Whilst a new study carried out by Verto Analytics revealed that phone based virtual assistants saw declines in terms of monthly users, it would appear that those which cater to home devices grew. Siri may still be the most widely used personal assistant with around 41.4 million users, but it’s monthly users dropped by 15% on this time last year. In comparison, the monthly unique users of Google and Alexa have substantially increased with Alexa’s user figures increasing by more than 200%.
Regardless of this shift in device preference, virtual assistants are on the rise, and as their intelligence improves they are being used as solutions to a multitude of problems not only for personal use on your phone and in the home, but in a variety of businesses and industries.
With the Early Bird discounted ticket offer coming to an end next week (July 28) for the AI Assistant Summit in London, we’re taking a look at the current trends and cutting edge research in the space.
Register now to confirm your place at the summit.
You find yourself on a website and have a question. In the bottom right hand corner you see the ‘live chat’ option. Will it be able to answer your question? Chances are that if you asked this 18 months ago the answer would have been ‘maybe’, and to get to your answer would’ve taken some clunky back and forth, but as they improve chatbots are becoming the preferred method of customer support in retail, finance, and many other areas. As well as providing excellent customer experiences, they’re helping companies to cut costs across the board as they get closer to providing a human-like dialogue. The implementation of machine learning and natural language processes is helping developers to get closer to this level of conversation and as these machines learn they begin to understand the meanings of words in different contexts and combinations.

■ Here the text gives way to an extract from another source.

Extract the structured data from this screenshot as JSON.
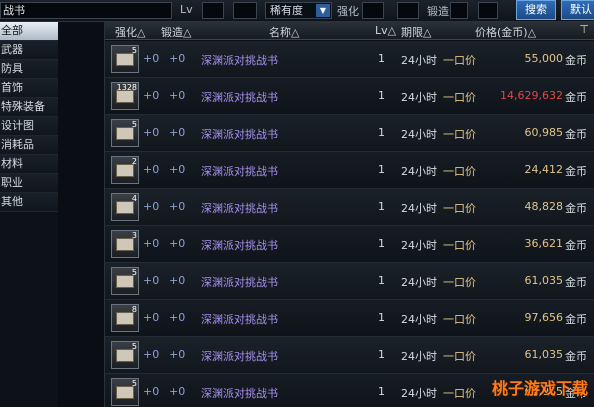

If you’re tired after a busy day and don’t want to sit on hold for hours, or need urgent support out of hours, chatbots are increasingly becoming the favourable solution.
LawBot, the legal advice chatbot created last year by four Cambridge University students has just announced the issue of it’s own currency with the relaunch of their product later next month. The legal chatbot is hosted on Facebook messanger and calculates a user's’ chance of winning a legal claim with 71% accuracy, and then recommends them to specific law firms best suited to deal with their claims. Ludwig Bull, founder of LawBot, came up with the idea whilst volunteering at a school sexual consent class and initially designed the product to advise sexual assault victims. The chatbot analyses the quality of users’ claims using data-driven intelligence and their launch of their currency will see LawBot partnering with specific firms who purchase these LawBot ‘coins’.
Ludwig will be presenting at the AI Assistants Summit where he will be exploring chatbot architecture best practices and conversational interfaces, and discuss the progression of his virtual assistant since it’s conception in 2016.
The First Alexa Phone Gets Amazon Even Closer to Total Domination
Alexa is becoming so much more than a cool gadget. If you’ve had one in your home for a while you’d probably feel lost without it, you can control the lights, set timers, check the weather, the opportunities are endless, and now with Alexa taking centre stage on the HTC U11 (rather than trying to trace it down on Android where it’s previously been somewhat hidden). How do you activate it? You simply say ‘Alexa’ and it will appear. Google assistant and Alexa are currently coexisting on Androids, but how long will it be before Amazon’s robust AI assistant takes over from Siri on mobile devices and claims the top spot?
‘While mainland China is developing into a powerhouse in natural language processing (NLP) technology, Hong Kong is also looking to crash the party with several start-ups working on chatbots for specific applications, including ones that can communicate in Cantonese.’ Amongst other companies, Clare.AI’ are working on a chatbot to replace customer service providers. The chatbot uses natural language processing and AI to assist their customers via their favourite messaging app (be that Facebook, SMS, WeChat) and help them to manage their personal finances. Whilst these products are fully functional in English, they’re lagging behind in Cantonese which is where Clare.AI are catching up with their NLP engine ‘dedicated to understanding conversations about finance’ which already has an accuracy of over 70%. Ken Yeung, Co-Founder of Clare.AI explains how the independent NLP engine enables the start-up to better ensure data privacy through the fact that they ‘build the technology based on research and open sourcing.’ Ken will be at the AI Assistants Summit in London and will discuss their NLP model in further detail as well as their work in conversational banking.
As AI assistants become more prominent in business as well as in personal use, the summit in London will explore the application of machine learning and deep learning to create these assistants and conversational interfaces to create deeper, more personalised one-to-one customer experiences. We will explore the impact that predictive intelligence will have on business efficiency as well as personal organisation.